*** Opening Record excerpts ***
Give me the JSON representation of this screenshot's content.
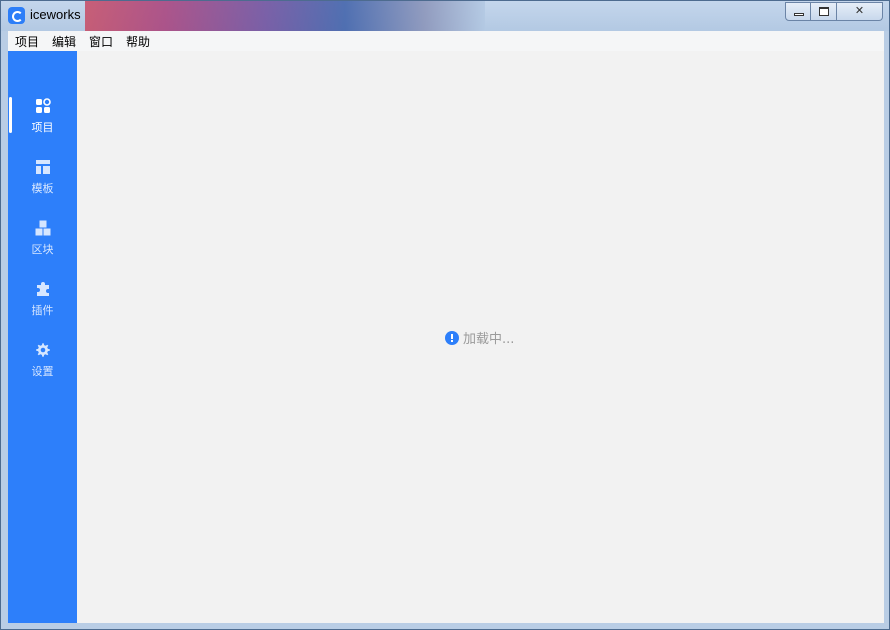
{
  "window": {
    "title": "iceworks",
    "controls": {
      "minimize": "minimize",
      "maximize": "maximize",
      "close": "✕"
    }
  },
  "menubar": {
    "items": [
      "项目",
      "编辑",
      "窗口",
      "帮助"
    ]
  },
  "sidebar": {
    "accent_color": "#2d7ffa",
    "active_index": 0,
    "items": [
      {
        "label": "项目",
        "icon": "project-grid-icon"
      },
      {
        "label": "模板",
        "icon": "template-layout-icon"
      },
      {
        "label": "区块",
        "icon": "blocks-icon"
      },
      {
        "label": "插件",
        "icon": "puzzle-icon"
      },
      {
        "label": "设置",
        "icon": "gear-icon"
      }
    ]
  },
  "main": {
    "loading_text": "加载中...",
    "loading_icon": "info-icon"
  }
}
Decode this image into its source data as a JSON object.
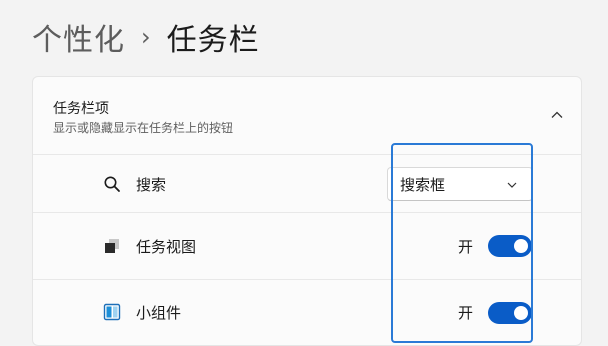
{
  "breadcrumb": {
    "parent": "个性化",
    "separator": "›",
    "current": "任务栏"
  },
  "section": {
    "title": "任务栏项",
    "subtitle": "显示或隐藏显示在任务栏上的按钮",
    "expand_icon": "chevron-up-icon"
  },
  "items": {
    "search": {
      "label": "搜索",
      "icon": "search-icon",
      "selected_option": "搜索框"
    },
    "task_view": {
      "label": "任务视图",
      "icon": "task-view-icon",
      "toggle_label": "开",
      "toggle_on": true
    },
    "widgets": {
      "label": "小组件",
      "icon": "widgets-icon",
      "toggle_label": "开",
      "toggle_on": true
    }
  },
  "colors": {
    "accent": "#0a5cc7",
    "focus": "#2a7ad6",
    "background": "#f3f3f3",
    "card": "#fbfbfb"
  }
}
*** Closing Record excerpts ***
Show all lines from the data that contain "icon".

▶ [Response area]
        "icon": "project-grid-icon"
        "icon": "template-layout-icon"
        "icon": "blocks-icon"
        "icon": "puzzle-icon"
        "icon": "gear-icon"
    "loading_icon": "info-icon"
    "expand_icon": "chevron-up-icon"
      "icon": "search-icon",
      "icon": "task-view-icon",
      "icon": "widgets-icon",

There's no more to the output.